[Data records for software interfaces]
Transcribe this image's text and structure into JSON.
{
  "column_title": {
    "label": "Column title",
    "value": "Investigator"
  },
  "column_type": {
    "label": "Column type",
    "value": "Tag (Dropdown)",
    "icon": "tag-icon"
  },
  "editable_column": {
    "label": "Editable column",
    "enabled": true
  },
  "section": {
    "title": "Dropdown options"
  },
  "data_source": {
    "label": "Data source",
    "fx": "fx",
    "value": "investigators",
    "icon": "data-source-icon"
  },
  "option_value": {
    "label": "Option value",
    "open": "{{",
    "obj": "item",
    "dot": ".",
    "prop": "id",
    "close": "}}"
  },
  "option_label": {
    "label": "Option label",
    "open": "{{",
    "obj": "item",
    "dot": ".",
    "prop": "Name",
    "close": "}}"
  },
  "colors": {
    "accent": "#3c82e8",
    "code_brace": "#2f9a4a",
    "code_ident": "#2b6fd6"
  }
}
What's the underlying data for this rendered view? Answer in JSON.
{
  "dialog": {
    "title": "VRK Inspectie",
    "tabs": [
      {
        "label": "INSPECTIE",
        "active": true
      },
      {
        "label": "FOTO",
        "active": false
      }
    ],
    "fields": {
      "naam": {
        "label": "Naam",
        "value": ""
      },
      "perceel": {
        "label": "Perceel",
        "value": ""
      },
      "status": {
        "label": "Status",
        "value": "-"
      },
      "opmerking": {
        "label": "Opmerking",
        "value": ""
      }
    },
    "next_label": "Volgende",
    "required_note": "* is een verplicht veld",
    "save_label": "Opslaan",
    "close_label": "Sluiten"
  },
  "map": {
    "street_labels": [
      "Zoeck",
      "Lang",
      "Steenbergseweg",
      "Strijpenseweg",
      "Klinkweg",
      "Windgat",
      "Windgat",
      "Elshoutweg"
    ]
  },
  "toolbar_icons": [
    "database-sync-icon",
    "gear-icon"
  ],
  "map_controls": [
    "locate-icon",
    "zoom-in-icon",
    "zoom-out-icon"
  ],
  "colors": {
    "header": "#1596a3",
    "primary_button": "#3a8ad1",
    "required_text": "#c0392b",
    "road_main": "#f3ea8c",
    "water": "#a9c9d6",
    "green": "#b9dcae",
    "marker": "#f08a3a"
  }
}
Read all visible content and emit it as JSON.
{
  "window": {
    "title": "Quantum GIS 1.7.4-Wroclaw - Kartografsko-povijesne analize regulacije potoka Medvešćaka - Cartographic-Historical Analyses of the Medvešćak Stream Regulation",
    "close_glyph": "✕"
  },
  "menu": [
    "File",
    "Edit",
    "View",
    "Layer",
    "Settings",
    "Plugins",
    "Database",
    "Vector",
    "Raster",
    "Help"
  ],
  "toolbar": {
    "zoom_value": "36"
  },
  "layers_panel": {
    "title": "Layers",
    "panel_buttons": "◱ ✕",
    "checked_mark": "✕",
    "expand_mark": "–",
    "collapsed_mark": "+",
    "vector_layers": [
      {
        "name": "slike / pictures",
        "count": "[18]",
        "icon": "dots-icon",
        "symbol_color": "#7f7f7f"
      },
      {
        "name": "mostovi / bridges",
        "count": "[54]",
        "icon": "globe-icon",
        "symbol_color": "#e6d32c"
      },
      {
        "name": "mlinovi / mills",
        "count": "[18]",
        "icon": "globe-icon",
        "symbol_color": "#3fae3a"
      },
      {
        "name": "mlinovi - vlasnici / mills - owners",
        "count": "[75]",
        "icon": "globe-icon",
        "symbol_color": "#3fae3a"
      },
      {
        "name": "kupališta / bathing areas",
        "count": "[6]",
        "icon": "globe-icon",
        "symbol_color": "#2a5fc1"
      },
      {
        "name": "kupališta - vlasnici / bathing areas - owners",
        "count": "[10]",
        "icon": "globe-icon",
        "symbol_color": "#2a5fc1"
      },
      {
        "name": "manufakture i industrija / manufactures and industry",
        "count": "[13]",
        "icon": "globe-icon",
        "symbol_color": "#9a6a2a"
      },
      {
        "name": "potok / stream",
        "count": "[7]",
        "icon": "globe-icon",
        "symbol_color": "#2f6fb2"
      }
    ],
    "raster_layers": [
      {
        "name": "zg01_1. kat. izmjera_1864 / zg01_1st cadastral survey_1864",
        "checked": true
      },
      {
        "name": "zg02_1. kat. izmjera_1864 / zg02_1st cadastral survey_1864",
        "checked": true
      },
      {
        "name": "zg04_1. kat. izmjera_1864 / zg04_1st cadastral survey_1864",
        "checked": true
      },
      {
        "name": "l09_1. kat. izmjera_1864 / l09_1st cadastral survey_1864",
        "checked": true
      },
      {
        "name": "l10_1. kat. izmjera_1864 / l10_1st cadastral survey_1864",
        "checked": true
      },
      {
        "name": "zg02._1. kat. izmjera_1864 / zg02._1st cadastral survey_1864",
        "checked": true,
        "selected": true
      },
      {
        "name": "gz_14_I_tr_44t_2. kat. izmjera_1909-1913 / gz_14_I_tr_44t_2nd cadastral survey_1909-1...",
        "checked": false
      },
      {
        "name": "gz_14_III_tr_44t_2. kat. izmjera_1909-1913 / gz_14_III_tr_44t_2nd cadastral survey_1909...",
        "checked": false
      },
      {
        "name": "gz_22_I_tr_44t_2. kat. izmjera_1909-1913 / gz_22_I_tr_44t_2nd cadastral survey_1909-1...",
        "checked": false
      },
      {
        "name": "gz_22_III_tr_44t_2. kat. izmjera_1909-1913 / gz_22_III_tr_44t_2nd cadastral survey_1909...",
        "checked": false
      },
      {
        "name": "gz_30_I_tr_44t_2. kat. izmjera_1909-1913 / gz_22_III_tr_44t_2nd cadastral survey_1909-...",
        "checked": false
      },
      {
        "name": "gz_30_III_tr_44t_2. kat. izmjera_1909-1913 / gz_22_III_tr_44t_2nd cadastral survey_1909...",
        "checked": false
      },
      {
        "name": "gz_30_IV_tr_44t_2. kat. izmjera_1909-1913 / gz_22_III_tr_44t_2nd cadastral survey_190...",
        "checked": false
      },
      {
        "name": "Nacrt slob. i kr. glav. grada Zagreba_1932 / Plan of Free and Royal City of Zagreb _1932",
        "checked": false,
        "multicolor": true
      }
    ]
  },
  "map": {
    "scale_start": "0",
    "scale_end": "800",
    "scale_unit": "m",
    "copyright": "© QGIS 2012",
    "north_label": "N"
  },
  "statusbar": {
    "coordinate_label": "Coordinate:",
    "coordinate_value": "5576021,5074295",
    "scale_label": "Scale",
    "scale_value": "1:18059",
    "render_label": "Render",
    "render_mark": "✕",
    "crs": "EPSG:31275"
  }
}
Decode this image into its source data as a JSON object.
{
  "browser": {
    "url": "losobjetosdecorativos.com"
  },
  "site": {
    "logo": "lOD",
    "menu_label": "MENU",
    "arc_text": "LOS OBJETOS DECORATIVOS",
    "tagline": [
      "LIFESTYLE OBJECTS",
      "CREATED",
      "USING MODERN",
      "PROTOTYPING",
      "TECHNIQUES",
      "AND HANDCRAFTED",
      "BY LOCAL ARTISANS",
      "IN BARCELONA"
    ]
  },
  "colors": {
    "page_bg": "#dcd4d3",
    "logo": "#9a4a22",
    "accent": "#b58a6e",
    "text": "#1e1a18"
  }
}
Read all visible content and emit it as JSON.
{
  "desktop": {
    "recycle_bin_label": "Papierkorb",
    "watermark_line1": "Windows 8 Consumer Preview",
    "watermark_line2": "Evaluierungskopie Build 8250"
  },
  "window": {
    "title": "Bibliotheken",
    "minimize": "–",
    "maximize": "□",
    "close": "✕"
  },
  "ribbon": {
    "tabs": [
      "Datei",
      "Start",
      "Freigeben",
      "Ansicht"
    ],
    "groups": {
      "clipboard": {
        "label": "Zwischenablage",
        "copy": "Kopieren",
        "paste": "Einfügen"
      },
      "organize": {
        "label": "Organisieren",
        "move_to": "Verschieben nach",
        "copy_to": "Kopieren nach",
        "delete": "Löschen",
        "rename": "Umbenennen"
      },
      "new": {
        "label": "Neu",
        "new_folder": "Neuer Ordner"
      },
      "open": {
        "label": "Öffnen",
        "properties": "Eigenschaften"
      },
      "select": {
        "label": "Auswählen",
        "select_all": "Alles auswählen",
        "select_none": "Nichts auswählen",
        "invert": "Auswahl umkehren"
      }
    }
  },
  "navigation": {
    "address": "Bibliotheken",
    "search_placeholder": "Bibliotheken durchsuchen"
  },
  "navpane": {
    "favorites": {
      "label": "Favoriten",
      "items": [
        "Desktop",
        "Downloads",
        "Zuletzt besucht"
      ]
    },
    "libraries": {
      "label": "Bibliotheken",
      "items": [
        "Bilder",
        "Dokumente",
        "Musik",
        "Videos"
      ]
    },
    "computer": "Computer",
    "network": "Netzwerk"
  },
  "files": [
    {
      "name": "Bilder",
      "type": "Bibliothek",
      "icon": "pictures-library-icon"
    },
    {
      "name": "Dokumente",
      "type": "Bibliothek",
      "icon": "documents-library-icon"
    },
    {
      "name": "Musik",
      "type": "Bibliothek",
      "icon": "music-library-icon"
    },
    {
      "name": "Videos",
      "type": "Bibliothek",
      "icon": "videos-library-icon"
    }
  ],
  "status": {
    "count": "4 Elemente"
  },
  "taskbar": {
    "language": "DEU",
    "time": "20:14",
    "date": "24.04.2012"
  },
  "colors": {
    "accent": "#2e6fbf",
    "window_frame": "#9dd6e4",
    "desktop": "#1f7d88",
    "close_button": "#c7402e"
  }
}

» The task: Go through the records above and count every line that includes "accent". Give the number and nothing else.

» Task solution: 3